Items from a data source
★ ★ ★ ★ ★ ★ ★
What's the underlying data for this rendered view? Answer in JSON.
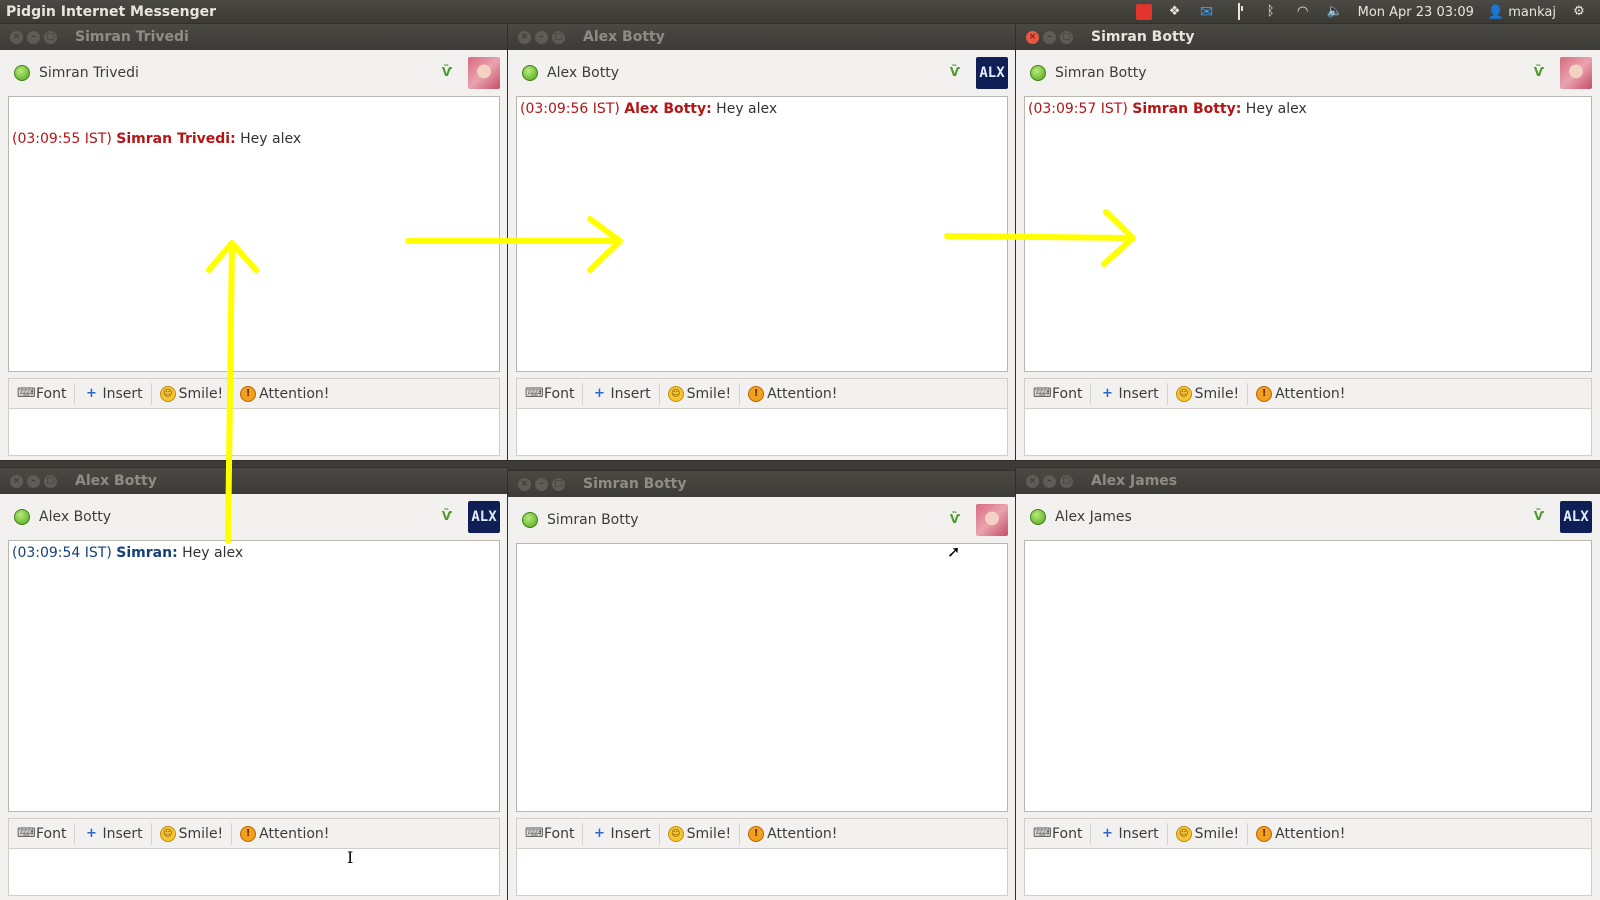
{
  "topbar": {
    "app_title": "Pidgin Internet Messenger",
    "datetime": "Mon Apr 23 03:09",
    "user": "mankaj",
    "icons": [
      "record-indicator-icon",
      "dropbox-icon",
      "mail-icon",
      "battery-icon",
      "bluetooth-icon",
      "wifi-icon",
      "volume-icon",
      "user-icon",
      "gear-icon"
    ]
  },
  "toolbar_labels": {
    "font": "Font",
    "insert": "Insert",
    "smile": "Smile!",
    "attention": "Attention!"
  },
  "windows": [
    {
      "title": "Simran Trivedi",
      "contact": "Simran Trivedi",
      "avatar": "girl",
      "active": false,
      "messages": [
        {
          "time": "(03:09:55  IST)",
          "sender": "Simran Trivedi:",
          "text": "Hey alex",
          "self": false
        }
      ]
    },
    {
      "title": "Alex Botty",
      "contact": "Alex Botty",
      "avatar": "ALX",
      "active": false,
      "messages": [
        {
          "time": "(03:09:56  IST)",
          "sender": "Alex Botty:",
          "text": "Hey alex",
          "self": false
        }
      ]
    },
    {
      "title": "Simran Botty",
      "contact": "Simran Botty",
      "avatar": "girl",
      "active": true,
      "messages": [
        {
          "time": "(03:09:57  IST)",
          "sender": "Simran Botty:",
          "text": "Hey alex",
          "self": false
        }
      ]
    },
    {
      "title": "Alex Botty",
      "contact": "Alex Botty",
      "avatar": "ALX",
      "active": false,
      "messages": [
        {
          "time": "(03:09:54  IST)",
          "sender": "Simran:",
          "text": "Hey alex",
          "self": true
        }
      ]
    },
    {
      "title": "Simran Botty",
      "contact": "Simran Botty",
      "avatar": "girl",
      "active": false,
      "messages": []
    },
    {
      "title": "Alex James",
      "contact": "Alex James",
      "avatar": "ALX",
      "active": false,
      "messages": []
    }
  ],
  "colors": {
    "annotation_arrow": "#ffff00",
    "incoming_sender": "#b51515",
    "own_sender": "#16407a"
  }
}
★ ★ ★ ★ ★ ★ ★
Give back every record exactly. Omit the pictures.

#### ANSWER TO THIS EXERCISE
What's the underlying data for this rendered view? Answer in JSON.
{
  "topbar": {
    "app_title": "Pidgin Internet Messenger",
    "datetime": "Mon Apr 23 03:09",
    "user": "mankaj",
    "icons": [
      "record-indicator-icon",
      "dropbox-icon",
      "mail-icon",
      "battery-icon",
      "bluetooth-icon",
      "wifi-icon",
      "volume-icon",
      "user-icon",
      "gear-icon"
    ]
  },
  "toolbar_labels": {
    "font": "Font",
    "insert": "Insert",
    "smile": "Smile!",
    "attention": "Attention!"
  },
  "windows": [
    {
      "title": "Simran Trivedi",
      "contact": "Simran Trivedi",
      "avatar": "girl",
      "active": false,
      "messages": [
        {
          "time": "(03:09:55  IST)",
          "sender": "Simran Trivedi:",
          "text": "Hey alex",
          "self": false
        }
      ]
    },
    {
      "title": "Alex Botty",
      "contact": "Alex Botty",
      "avatar": "ALX",
      "active": false,
      "messages": [
        {
          "time": "(03:09:56  IST)",
          "sender": "Alex Botty:",
          "text": "Hey alex",
          "self": false
        }
      ]
    },
    {
      "title": "Simran Botty",
      "contact": "Simran Botty",
      "avatar": "girl",
      "active": true,
      "messages": [
        {
          "time": "(03:09:57  IST)",
          "sender": "Simran Botty:",
          "text": "Hey alex",
          "self": false
        }
      ]
    },
    {
      "title": "Alex Botty",
      "contact": "Alex Botty",
      "avatar": "ALX",
      "active": false,
      "messages": [
        {
          "time": "(03:09:54  IST)",
          "sender": "Simran:",
          "text": "Hey alex",
          "self": true
        }
      ]
    },
    {
      "title": "Simran Botty",
      "contact": "Simran Botty",
      "avatar": "girl",
      "active": false,
      "messages": []
    },
    {
      "title": "Alex James",
      "contact": "Alex James",
      "avatar": "ALX",
      "active": false,
      "messages": []
    }
  ],
  "colors": {
    "annotation_arrow": "#ffff00",
    "incoming_sender": "#b51515",
    "own_sender": "#16407a"
  }
}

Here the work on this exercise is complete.